PROBLEM REQUIREMENTS
Restate each line below word for word, skipping every picture.

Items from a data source
-------
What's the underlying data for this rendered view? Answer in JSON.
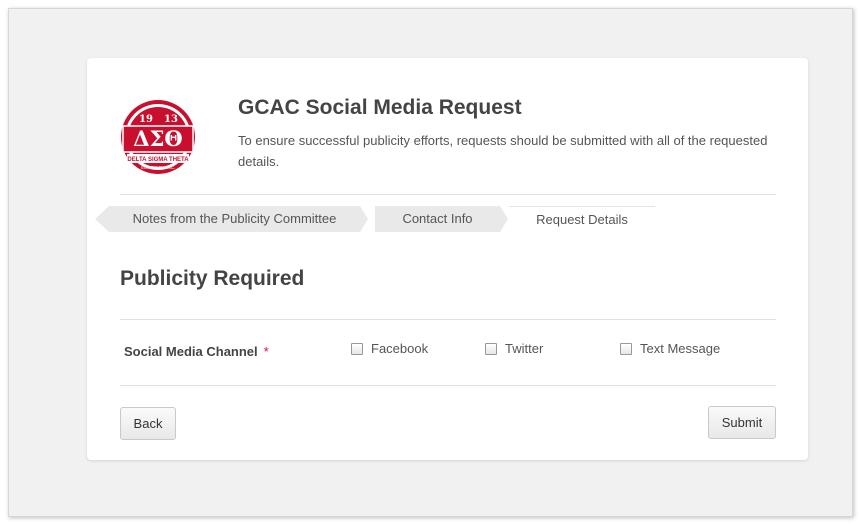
{
  "header": {
    "title": "GCAC Social Media Request",
    "description": "To ensure successful publicity efforts, requests should be submitted with all of the requested details.",
    "logo_text": {
      "year_left": "19",
      "year_right": "13",
      "letters": "ΔΣΘ",
      "ribbon": "DELTA SIGMA THETA",
      "sub": "SORORITY, INC."
    }
  },
  "tabs": [
    {
      "label": "Notes from the Publicity Committee",
      "state": "done"
    },
    {
      "label": "Contact Info",
      "state": "done"
    },
    {
      "label": "Request Details",
      "state": "active"
    }
  ],
  "section": {
    "title": "Publicity Required"
  },
  "field": {
    "label": "Social Media Channel",
    "required_mark": "*",
    "options": [
      "Facebook",
      "Twitter",
      "Text Message"
    ]
  },
  "buttons": {
    "back": "Back",
    "submit": "Submit"
  },
  "colors": {
    "brand_red": "#c8102e",
    "text": "#444444",
    "tab_done_bg": "#e9e9e9"
  }
}
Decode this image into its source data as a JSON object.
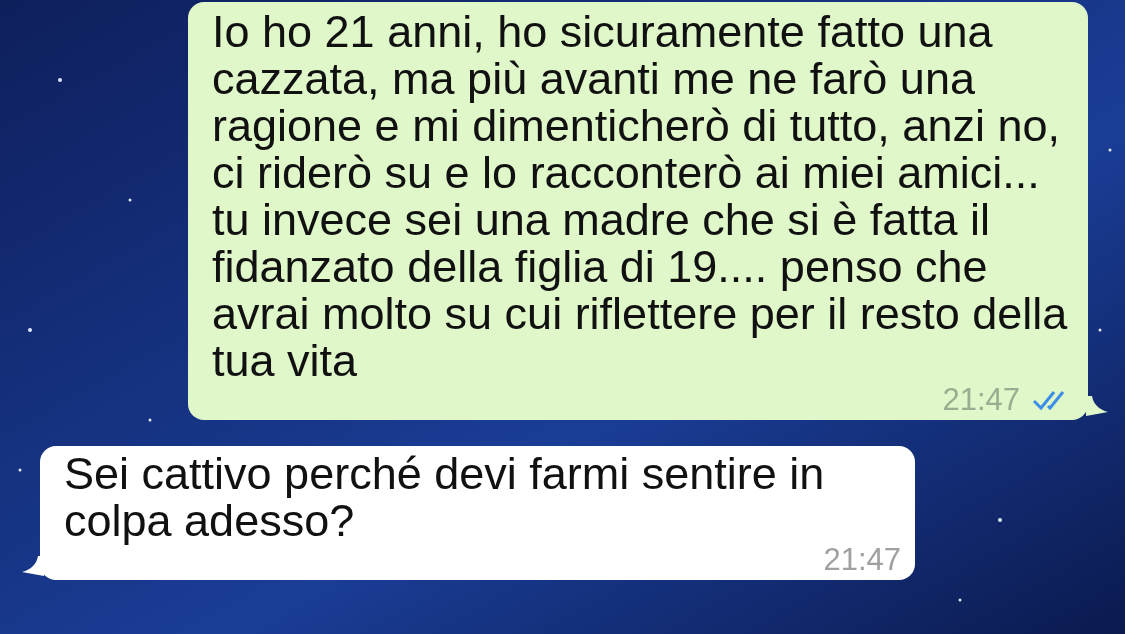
{
  "messages": [
    {
      "kind": "outgoing",
      "text": "Io ho 21 anni, ho sicuramente fatto una cazzata, ma più avanti me ne farò una ragione e mi dimenticherò di tutto, anzi no, ci riderò su e lo racconterò ai miei amici... tu invece sei una madre che si è fatta il fidanzato della figlia di 19.... penso che avrai molto su cui riflettere per il resto della tua vita",
      "time": "21:47",
      "read": true
    },
    {
      "kind": "incoming",
      "text": "Sei cattivo perché devi farmi sentire in colpa adesso?",
      "time": "21:47"
    }
  ]
}
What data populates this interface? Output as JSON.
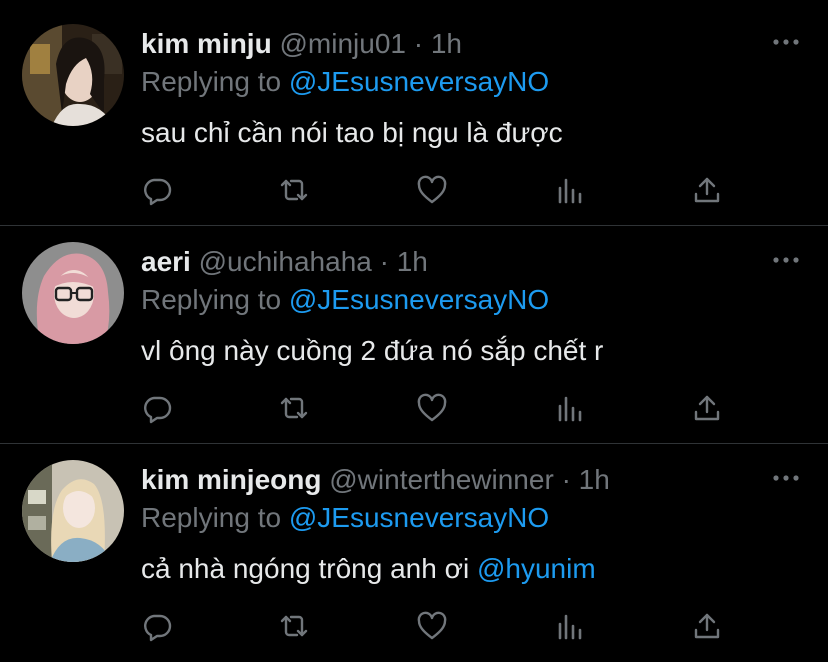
{
  "colors": {
    "background": "#000000",
    "text_primary": "#e7e9ea",
    "text_secondary": "#71767b",
    "accent": "#1d9bf0",
    "divider": "#2f3336"
  },
  "actions_icons": [
    "reply-icon",
    "retweet-icon",
    "like-icon",
    "analytics-icon",
    "share-icon"
  ],
  "tweets": [
    {
      "name": "kim minju",
      "handle": "@minju01",
      "sep": "·",
      "time": "1h",
      "replying_prefix": "Replying to",
      "replying_to": "@JEsusneversayNO",
      "text": "sau chỉ cần nói tao bị ngu là được",
      "text_mention": ""
    },
    {
      "name": "aeri",
      "handle": "@uchihahaha",
      "sep": "·",
      "time": "1h",
      "replying_prefix": "Replying to",
      "replying_to": "@JEsusneversayNO",
      "text": "vl ông này cuồng 2 đứa nó sắp chết r",
      "text_mention": ""
    },
    {
      "name": "kim minjeong",
      "handle": "@winterthewinner",
      "sep": "·",
      "time": "1h",
      "replying_prefix": "Replying to",
      "replying_to": "@JEsusneversayNO",
      "text": "cả nhà ngóng trông anh ơi ",
      "text_mention": "@hyunim"
    }
  ]
}
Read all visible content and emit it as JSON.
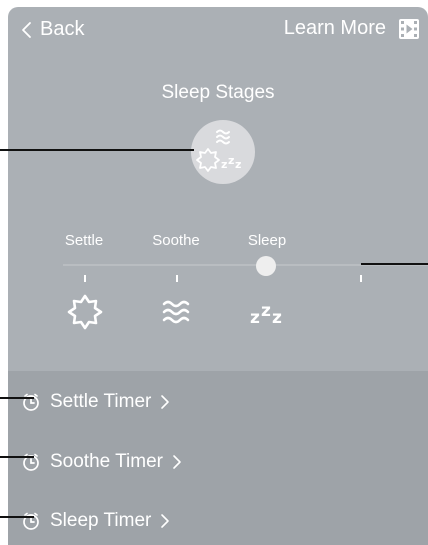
{
  "header": {
    "back_label": "Back",
    "learn_more_label": "Learn More"
  },
  "stages": {
    "title": "Sleep Stages",
    "items": [
      {
        "label": "Settle",
        "icon": "sun-icon"
      },
      {
        "label": "Soothe",
        "icon": "waves-icon"
      },
      {
        "label": "Sleep",
        "icon": "zzz-icon"
      }
    ],
    "selected_index": 2
  },
  "timers": [
    {
      "label": "Settle Timer"
    },
    {
      "label": "Soothe Timer"
    },
    {
      "label": "Sleep Timer"
    }
  ],
  "colors": {
    "screen_bg": "#abb0b5",
    "timers_bg": "#9ea3a8",
    "text": "#ffffff",
    "badge_bg": "#d9dadd",
    "callout": "#111111"
  }
}
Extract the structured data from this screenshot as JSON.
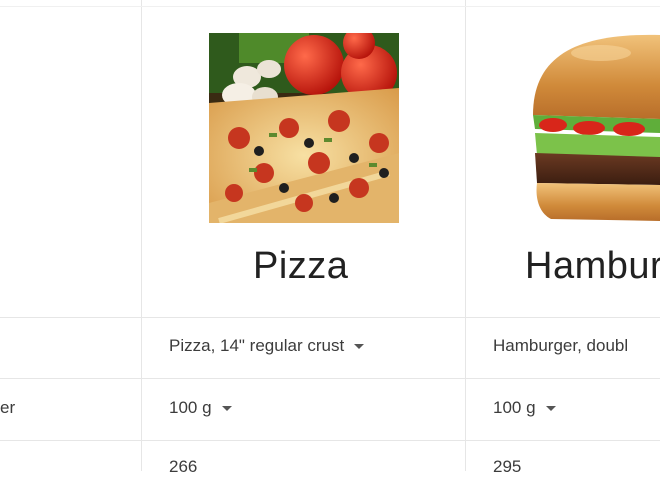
{
  "columns": [
    {
      "name": "Pizza",
      "image_icon": "pizza-photo",
      "variant_label": "Pizza, 14\" regular crust",
      "amount_label": "100 g",
      "calories": "266"
    },
    {
      "name": "Hambur",
      "image_icon": "hamburger-photo",
      "variant_label": "Hamburger, doubl",
      "amount_label": "100 g",
      "calories": "295"
    }
  ],
  "left_row_label_fragment": "er"
}
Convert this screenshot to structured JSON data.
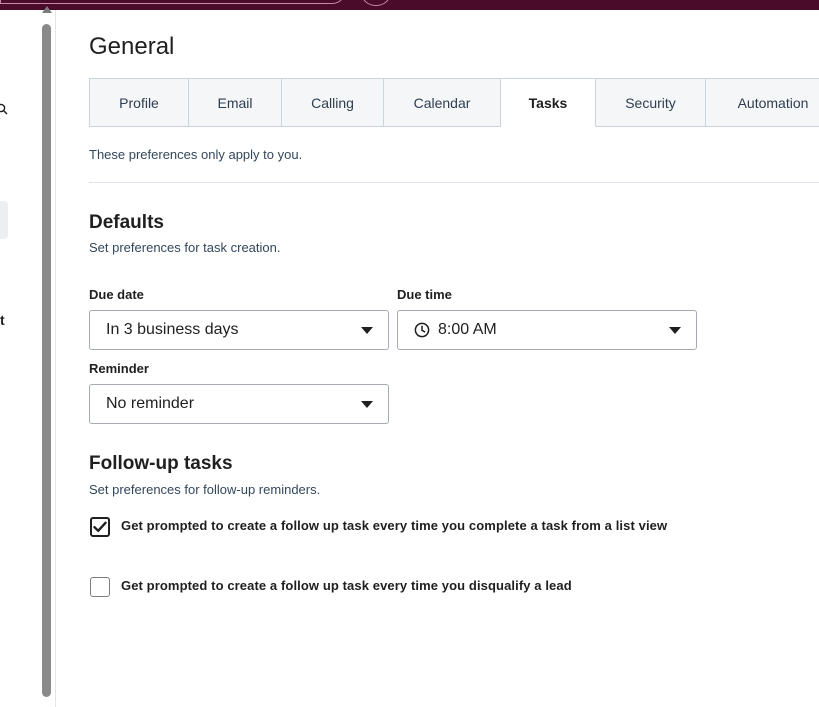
{
  "page": {
    "title": "General"
  },
  "tabs": [
    {
      "label": "Profile"
    },
    {
      "label": "Email"
    },
    {
      "label": "Calling"
    },
    {
      "label": "Calendar"
    },
    {
      "label": "Tasks",
      "active": true
    },
    {
      "label": "Security"
    },
    {
      "label": "Automation"
    }
  ],
  "intro": "These preferences only apply to you.",
  "sidebar": {
    "fragment_text": "t"
  },
  "defaults": {
    "title": "Defaults",
    "subtitle": "Set preferences for task creation.",
    "due_date": {
      "label": "Due date",
      "value": "In 3 business days"
    },
    "due_time": {
      "label": "Due time",
      "value": "8:00 AM"
    },
    "reminder": {
      "label": "Reminder",
      "value": "No reminder"
    }
  },
  "followup": {
    "title": "Follow-up tasks",
    "subtitle": "Set preferences for follow-up reminders.",
    "options": [
      {
        "label": "Get prompted to create a follow up task every time you complete a task from a list view",
        "checked": true
      },
      {
        "label": "Get prompted to create a follow up task every time you disqualify a lead",
        "checked": false
      }
    ]
  },
  "colors": {
    "topbar": "#4a0a2a",
    "text": "#1f1f1f",
    "border": "#a6abb3"
  }
}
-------
THE COMPLETED TASK
What's the underlying data for this rendered view? Answer in JSON.
{
  "header": {
    "title": "GCAC Social Media Request",
    "description": "To ensure successful publicity efforts, requests should be submitted with all of the requested details.",
    "logo_text": {
      "year_left": "19",
      "year_right": "13",
      "letters": "ΔΣΘ",
      "ribbon": "DELTA SIGMA THETA",
      "sub": "SORORITY, INC."
    }
  },
  "tabs": [
    {
      "label": "Notes from the Publicity Committee",
      "state": "done"
    },
    {
      "label": "Contact Info",
      "state": "done"
    },
    {
      "label": "Request Details",
      "state": "active"
    }
  ],
  "section": {
    "title": "Publicity Required"
  },
  "field": {
    "label": "Social Media Channel",
    "required_mark": "*",
    "options": [
      "Facebook",
      "Twitter",
      "Text Message"
    ]
  },
  "buttons": {
    "back": "Back",
    "submit": "Submit"
  },
  "colors": {
    "brand_red": "#c8102e",
    "text": "#444444",
    "tab_done_bg": "#e9e9e9"
  }
}
Decode this image into its source data as a JSON object.
{
  "messages": [
    {
      "kind": "outgoing",
      "text": "Io ho 21 anni, ho sicuramente fatto una cazzata, ma più avanti me ne farò una ragione e mi dimenticherò di tutto, anzi no, ci riderò su e lo racconterò ai miei amici... tu invece sei una madre che si è fatta il fidanzato della figlia di 19.... penso che avrai molto su cui riflettere per il resto della tua vita",
      "time": "21:47",
      "read": true
    },
    {
      "kind": "incoming",
      "text": "Sei cattivo perché devi farmi sentire in colpa adesso?",
      "time": "21:47"
    }
  ]
}
What data populates this interface? Output as JSON.
{
  "colors": {
    "background": "#000000",
    "text_primary": "#e7e9ea",
    "text_secondary": "#71767b",
    "accent": "#1d9bf0",
    "divider": "#2f3336"
  },
  "actions_icons": [
    "reply-icon",
    "retweet-icon",
    "like-icon",
    "analytics-icon",
    "share-icon"
  ],
  "tweets": [
    {
      "name": "kim minju",
      "handle": "@minju01",
      "sep": "·",
      "time": "1h",
      "replying_prefix": "Replying to",
      "replying_to": "@JEsusneversayNO",
      "text": "sau chỉ cần nói tao bị ngu là được",
      "text_mention": ""
    },
    {
      "name": "aeri",
      "handle": "@uchihahaha",
      "sep": "·",
      "time": "1h",
      "replying_prefix": "Replying to",
      "replying_to": "@JEsusneversayNO",
      "text": "vl ông này cuồng 2 đứa nó sắp chết r",
      "text_mention": ""
    },
    {
      "name": "kim minjeong",
      "handle": "@winterthewinner",
      "sep": "·",
      "time": "1h",
      "replying_prefix": "Replying to",
      "replying_to": "@JEsusneversayNO",
      "text": "cả nhà ngóng trông anh ơi ",
      "text_mention": "@hyunim"
    }
  ]
}
Read all visible content and emit it as JSON.
{
  "header": {
    "back_label": "Back",
    "learn_more_label": "Learn More"
  },
  "stages": {
    "title": "Sleep Stages",
    "items": [
      {
        "label": "Settle",
        "icon": "sun-icon"
      },
      {
        "label": "Soothe",
        "icon": "waves-icon"
      },
      {
        "label": "Sleep",
        "icon": "zzz-icon"
      }
    ],
    "selected_index": 2
  },
  "timers": [
    {
      "label": "Settle Timer"
    },
    {
      "label": "Soothe Timer"
    },
    {
      "label": "Sleep Timer"
    }
  ],
  "colors": {
    "screen_bg": "#abb0b5",
    "timers_bg": "#9ea3a8",
    "text": "#ffffff",
    "badge_bg": "#d9dadd",
    "callout": "#111111"
  }
}
Extract the structured data from this screenshot as JSON.
{
  "columns": [
    {
      "name": "Pizza",
      "image_icon": "pizza-photo",
      "variant_label": "Pizza, 14\" regular crust",
      "amount_label": "100 g",
      "calories": "266"
    },
    {
      "name": "Hambur",
      "image_icon": "hamburger-photo",
      "variant_label": "Hamburger, doubl",
      "amount_label": "100 g",
      "calories": "295"
    }
  ],
  "left_row_label_fragment": "er"
}
Convert this screenshot to structured JSON data.
{
  "page": {
    "title": "General"
  },
  "tabs": [
    {
      "label": "Profile"
    },
    {
      "label": "Email"
    },
    {
      "label": "Calling"
    },
    {
      "label": "Calendar"
    },
    {
      "label": "Tasks",
      "active": true
    },
    {
      "label": "Security"
    },
    {
      "label": "Automation"
    }
  ],
  "intro": "These preferences only apply to you.",
  "sidebar": {
    "fragment_text": "t"
  },
  "defaults": {
    "title": "Defaults",
    "subtitle": "Set preferences for task creation.",
    "due_date": {
      "label": "Due date",
      "value": "In 3 business days"
    },
    "due_time": {
      "label": "Due time",
      "value": "8:00 AM"
    },
    "reminder": {
      "label": "Reminder",
      "value": "No reminder"
    }
  },
  "followup": {
    "title": "Follow-up tasks",
    "subtitle": "Set preferences for follow-up reminders.",
    "options": [
      {
        "label": "Get prompted to create a follow up task every time you complete a task from a list view",
        "checked": true
      },
      {
        "label": "Get prompted to create a follow up task every time you disqualify a lead",
        "checked": false
      }
    ]
  },
  "colors": {
    "topbar": "#4a0a2a",
    "text": "#1f1f1f",
    "border": "#a6abb3"
  }
}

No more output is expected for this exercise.